The inability of the Labour leadership to consistently mobilise extra-parliamentary struggle so far has been concerning to those of us who believe that our power will not come simply, or even mainly, through elections and parliamentary debates. It is also the cause of some of the most damaging Labour leadership retreats in the last few years. But as the Chinese proverb goes, the best time to plant a tree was ten years ago, and the second best time is today. This is certainly not the time for denouncing committed socialists as traitors or focusing on internal Labour Party wars. Instead, it’s time for McDonnell to reignite his radical and principled alliance with Corbyn, borne in the fire of the mass movements, and brought to power on the wave of hundreds of thousands of Labour members joining the party. We have a once in a generation opportunity to deal an existential blow to a Tory Party in crisis, and elect the first ever socialist leader of the Labour Party into government. The prize is too great to be compromised. We can still win.

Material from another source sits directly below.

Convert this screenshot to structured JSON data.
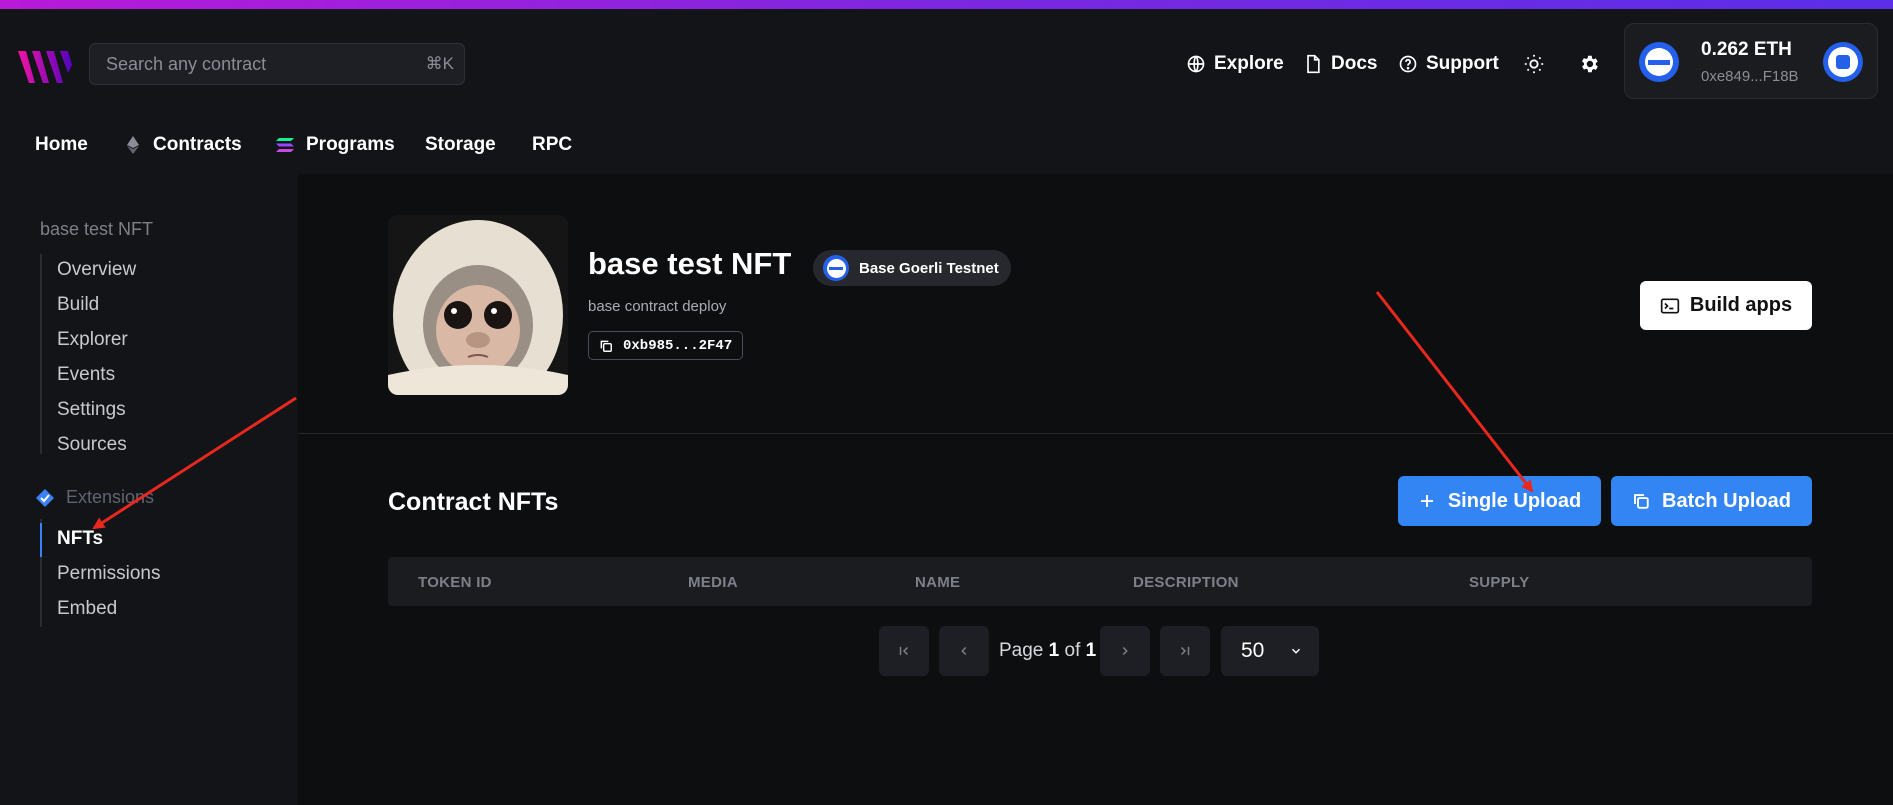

Holly Rigby is an English teacher, Momentum activist and coordinator of the #AbolishEton campaign. She writes regularly about education and politics.